*** Opening of Given entries ***

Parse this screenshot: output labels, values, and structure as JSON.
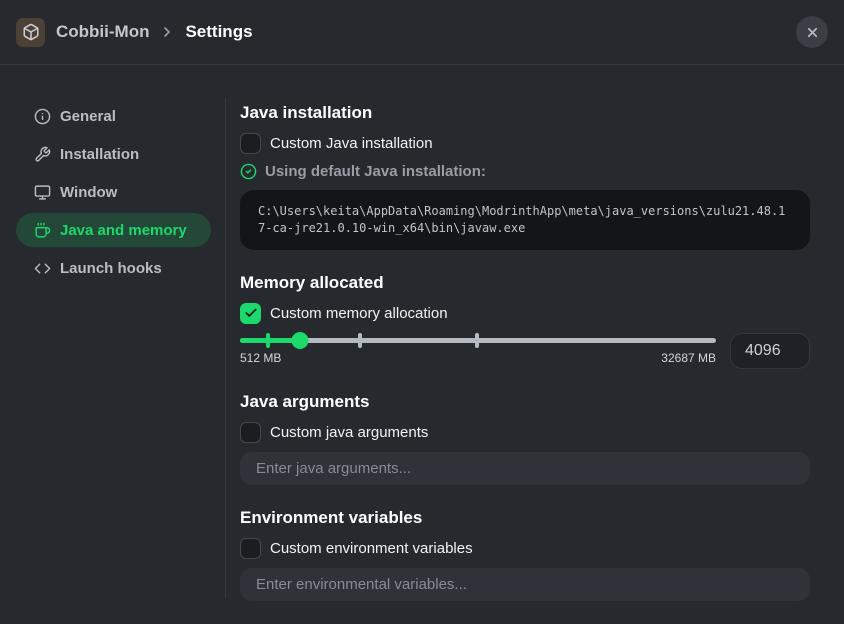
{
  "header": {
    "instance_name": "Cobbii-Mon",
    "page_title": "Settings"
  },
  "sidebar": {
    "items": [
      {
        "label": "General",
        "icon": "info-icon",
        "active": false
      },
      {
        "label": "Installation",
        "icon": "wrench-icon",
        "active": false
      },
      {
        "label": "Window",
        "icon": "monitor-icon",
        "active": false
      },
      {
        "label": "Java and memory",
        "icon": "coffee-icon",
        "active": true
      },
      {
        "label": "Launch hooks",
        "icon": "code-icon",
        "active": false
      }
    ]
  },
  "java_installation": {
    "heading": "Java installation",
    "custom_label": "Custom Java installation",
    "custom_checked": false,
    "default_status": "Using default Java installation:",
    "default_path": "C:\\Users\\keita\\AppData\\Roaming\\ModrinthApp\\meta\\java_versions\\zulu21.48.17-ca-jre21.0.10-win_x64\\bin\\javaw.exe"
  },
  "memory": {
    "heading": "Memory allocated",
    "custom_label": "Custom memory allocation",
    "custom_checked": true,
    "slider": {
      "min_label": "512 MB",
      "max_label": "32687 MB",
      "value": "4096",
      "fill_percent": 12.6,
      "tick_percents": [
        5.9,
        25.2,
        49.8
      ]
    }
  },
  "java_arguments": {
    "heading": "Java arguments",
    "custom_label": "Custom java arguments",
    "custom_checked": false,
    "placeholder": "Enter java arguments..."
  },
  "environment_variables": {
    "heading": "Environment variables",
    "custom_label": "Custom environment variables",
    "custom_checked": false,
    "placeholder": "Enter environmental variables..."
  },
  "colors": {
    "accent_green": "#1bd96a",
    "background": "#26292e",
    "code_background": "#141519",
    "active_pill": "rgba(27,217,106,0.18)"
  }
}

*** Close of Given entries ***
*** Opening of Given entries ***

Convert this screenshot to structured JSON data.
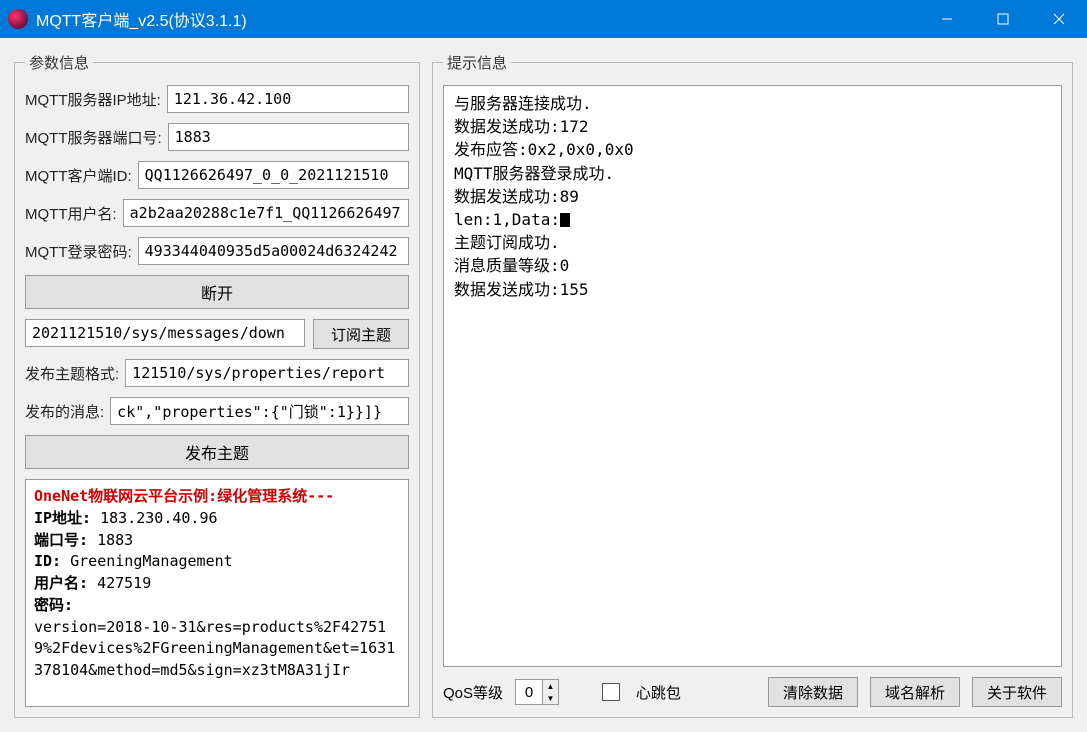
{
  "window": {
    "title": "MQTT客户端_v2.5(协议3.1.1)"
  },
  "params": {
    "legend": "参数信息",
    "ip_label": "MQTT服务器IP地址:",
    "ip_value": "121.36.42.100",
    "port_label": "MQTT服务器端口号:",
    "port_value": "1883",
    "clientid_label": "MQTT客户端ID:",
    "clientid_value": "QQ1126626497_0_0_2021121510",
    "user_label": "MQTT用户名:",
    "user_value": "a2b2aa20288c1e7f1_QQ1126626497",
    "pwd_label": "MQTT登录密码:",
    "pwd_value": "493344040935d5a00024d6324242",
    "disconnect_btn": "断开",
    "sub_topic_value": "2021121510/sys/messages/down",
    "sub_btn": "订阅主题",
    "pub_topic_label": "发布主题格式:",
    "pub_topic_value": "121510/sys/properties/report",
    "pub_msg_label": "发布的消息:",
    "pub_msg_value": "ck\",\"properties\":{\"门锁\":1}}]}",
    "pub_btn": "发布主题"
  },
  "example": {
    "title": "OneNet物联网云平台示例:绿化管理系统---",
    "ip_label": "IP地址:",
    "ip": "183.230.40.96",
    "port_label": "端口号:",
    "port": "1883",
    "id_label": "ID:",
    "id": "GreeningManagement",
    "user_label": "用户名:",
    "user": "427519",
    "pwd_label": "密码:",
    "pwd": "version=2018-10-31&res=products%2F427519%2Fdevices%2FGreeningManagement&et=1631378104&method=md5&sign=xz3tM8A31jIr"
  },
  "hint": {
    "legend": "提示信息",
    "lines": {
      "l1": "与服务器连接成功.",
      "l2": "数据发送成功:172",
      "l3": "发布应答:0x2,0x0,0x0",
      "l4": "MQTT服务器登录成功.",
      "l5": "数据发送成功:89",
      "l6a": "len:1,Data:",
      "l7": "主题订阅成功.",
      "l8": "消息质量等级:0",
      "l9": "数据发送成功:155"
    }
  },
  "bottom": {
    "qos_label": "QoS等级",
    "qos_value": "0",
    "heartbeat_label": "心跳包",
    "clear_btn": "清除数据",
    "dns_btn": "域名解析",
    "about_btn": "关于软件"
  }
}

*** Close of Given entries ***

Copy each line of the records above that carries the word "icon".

▶ **Answer space**:
        "icon": "info-icon",
        "icon": "wrench-icon",
        "icon": "monitor-icon",
        "icon": "coffee-icon",
        "icon": "code-icon",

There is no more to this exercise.